Claire Taylor Connects with the Cosmos and Keeps Moving Forward
Claire Taylor has come to terms with her humanity. As a child whose existence was not entirely planned, she felt unwanted and misplaced—as if some universal flub had made her human when her soul was meant to inhabit a different species. Her father was emotionally abusive and she found it easier to form safe connections with animals, including her beloved dog, Solomon, who became somewhat of a deity through the artwork she produced of him in grad school.
People still fondly recall the pup whose fanciful adventures Claire depicted with such humor and grace. He lives on through the images that keep his spirit intact, thanks to her ability to capture the raw essence of others—a talent she applies in her commissioned offering, A Study of a Creature of Your Affection.
Tintype Portrait of Claire by Dave Hyams
Claire developed the series during the pandemic, when most of her in-person interactions through art became infrequent or nonexistent. She had lost her main sources of income, including an artist residency at the Natural History Museum of Utah, a teaching residency at a local university, and several markets that she relied on to help pay the bills. When she finally received government unemployment assistance, Claire was able to pursue projects she previously hadn’t considered, or that she’d rejected outright. She used to think of art as strictly a solo endeavor, but after partnering with an author in Maine on a book, her take on joint efforts shifted.

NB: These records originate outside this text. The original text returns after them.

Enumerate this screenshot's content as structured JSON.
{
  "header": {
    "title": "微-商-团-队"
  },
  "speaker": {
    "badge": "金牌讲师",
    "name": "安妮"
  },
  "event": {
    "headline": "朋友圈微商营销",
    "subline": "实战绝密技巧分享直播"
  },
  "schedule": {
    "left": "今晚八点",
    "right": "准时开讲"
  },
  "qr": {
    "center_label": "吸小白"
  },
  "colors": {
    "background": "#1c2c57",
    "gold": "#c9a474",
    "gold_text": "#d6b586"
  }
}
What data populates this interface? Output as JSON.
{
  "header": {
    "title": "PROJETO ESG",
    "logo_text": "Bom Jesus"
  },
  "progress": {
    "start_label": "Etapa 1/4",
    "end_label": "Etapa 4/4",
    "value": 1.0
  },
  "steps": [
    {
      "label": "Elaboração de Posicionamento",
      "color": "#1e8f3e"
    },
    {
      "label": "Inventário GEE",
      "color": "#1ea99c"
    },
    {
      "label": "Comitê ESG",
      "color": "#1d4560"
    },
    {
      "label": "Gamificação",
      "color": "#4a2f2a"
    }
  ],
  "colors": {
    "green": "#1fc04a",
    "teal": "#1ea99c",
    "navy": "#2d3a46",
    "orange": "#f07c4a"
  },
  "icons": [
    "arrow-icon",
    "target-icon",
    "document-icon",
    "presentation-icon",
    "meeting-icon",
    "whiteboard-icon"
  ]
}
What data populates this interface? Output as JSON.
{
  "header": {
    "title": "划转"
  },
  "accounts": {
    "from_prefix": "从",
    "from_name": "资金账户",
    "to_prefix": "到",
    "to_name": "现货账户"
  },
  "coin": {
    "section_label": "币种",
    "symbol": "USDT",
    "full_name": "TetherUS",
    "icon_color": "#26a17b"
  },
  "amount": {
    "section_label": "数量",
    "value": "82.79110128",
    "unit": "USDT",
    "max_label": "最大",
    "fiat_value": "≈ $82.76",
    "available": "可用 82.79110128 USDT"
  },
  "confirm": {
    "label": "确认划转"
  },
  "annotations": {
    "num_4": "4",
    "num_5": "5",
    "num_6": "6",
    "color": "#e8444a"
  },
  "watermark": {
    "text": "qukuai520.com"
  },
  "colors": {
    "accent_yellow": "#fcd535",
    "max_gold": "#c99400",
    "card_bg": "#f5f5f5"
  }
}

“I just realized how much I enjoy working on something that feels like a community effort even if it’s just a community of two,” she says. “It provided a sense of connection that I really valued, and made me realize that even commissions are a collaboration.”
A Study of a Creature of Your Affection continues to facilitate connections with people who request paintings of their loved ones; people who receive so much more than basic renderings of their creature’s outward appearance. That’s because Claire has an uncanny way of understanding animals (human and non-human). She tunes into the world with a curious and playful vulnerability, analyzing her biases and perceptions of every species she encounters—whether it’s a photo of someone’s affection or a very-real snake on the trail, eating a bird; a snake crushed on the road; a snake with yellow eyes like those of her cat, Hazel.
“I like to challenge why I think certain species are cute, why I’m afraid of certain species, why I think some species are grotesque or why decay in an animal is so freaky to me,” she says, adding that she’s equally fascinated by landscapes, like the cemetery full of felled trees knocked down in a violent windstorm that swept through Utah in September 2020. “In some ways that was me processing existential angst. The world started to feel like it was burning, and it was.”
In early 2021, Claire learned that a close friend was diagnosed with cancer. They began taking long walks, and she gave him a shirt she designed of dogs dancing in the stars, which he wore to treatments until doctors made him switch to a button-down shirt. They had dated for four years before Claire ended things, amicably.
“I had this sense we wouldn’t be together long,” she says. “I figured it was because we weren’t a great match as a couple. Neither of us really wanted to, but I felt like we needed to. The future felt like stunted growth.”
When he died, the only artwork Claire made was portraits of him. She put together a ‘zine with contributions from his friends and family, to celebrate him and to process his death.
“I was able to paint him in a way where it was as though, in his expression, he was seeing and understanding something beyond me—that he was ok and content,” she says. “That was in part a process of evolving our connection, and beginning to let him go wherever he’s going. As time passed, I realized I’ll never see him again in the flesh, and that realization is scary. But in some ways it’s for the best, so I can move on like he would have wanted me to.”
Today, Claire finds connection and meaning in the landscapes she runs and walks through daily; in the in-person interactions that most people will never take for granted again; and through the art she sells through her Big Cartel shop.
“When people are buying art they are supporting the artist. They’re interested in a connection to the artist—to that person or to what they’ve created,” she says. “Every time someone buys my art I feel so grateful. Through people purchasing my work, they’re telling me, ‘Yes, you should exist.’ The validation of my existence is invaluable.”